## DESCRIPTION OF THE TASK
Comb through the entries for "icon" and pull out each line that holds it.

## INPUT DATA
== Segment start ==

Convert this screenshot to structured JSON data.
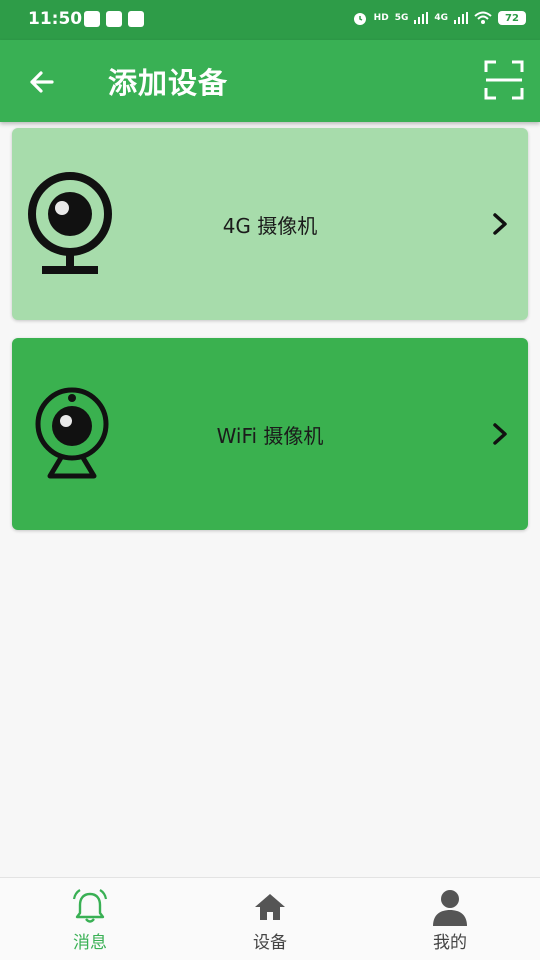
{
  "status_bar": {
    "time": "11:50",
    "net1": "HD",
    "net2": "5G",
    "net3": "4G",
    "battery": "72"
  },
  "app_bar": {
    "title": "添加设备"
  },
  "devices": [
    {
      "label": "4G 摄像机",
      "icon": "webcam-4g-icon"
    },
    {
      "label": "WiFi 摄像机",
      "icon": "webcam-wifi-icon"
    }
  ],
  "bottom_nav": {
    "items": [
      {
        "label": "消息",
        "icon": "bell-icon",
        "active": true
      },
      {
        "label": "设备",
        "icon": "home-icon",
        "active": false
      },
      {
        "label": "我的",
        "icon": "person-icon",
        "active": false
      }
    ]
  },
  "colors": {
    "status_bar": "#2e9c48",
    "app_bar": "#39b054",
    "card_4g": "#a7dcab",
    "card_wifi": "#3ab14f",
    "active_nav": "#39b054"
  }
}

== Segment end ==

## WRITTEN SOLUTION
      "icon": "webcam-4g-icon"
      "icon": "webcam-wifi-icon"
        "icon": "bell-icon",
        "icon": "home-icon",
        "icon": "person-icon",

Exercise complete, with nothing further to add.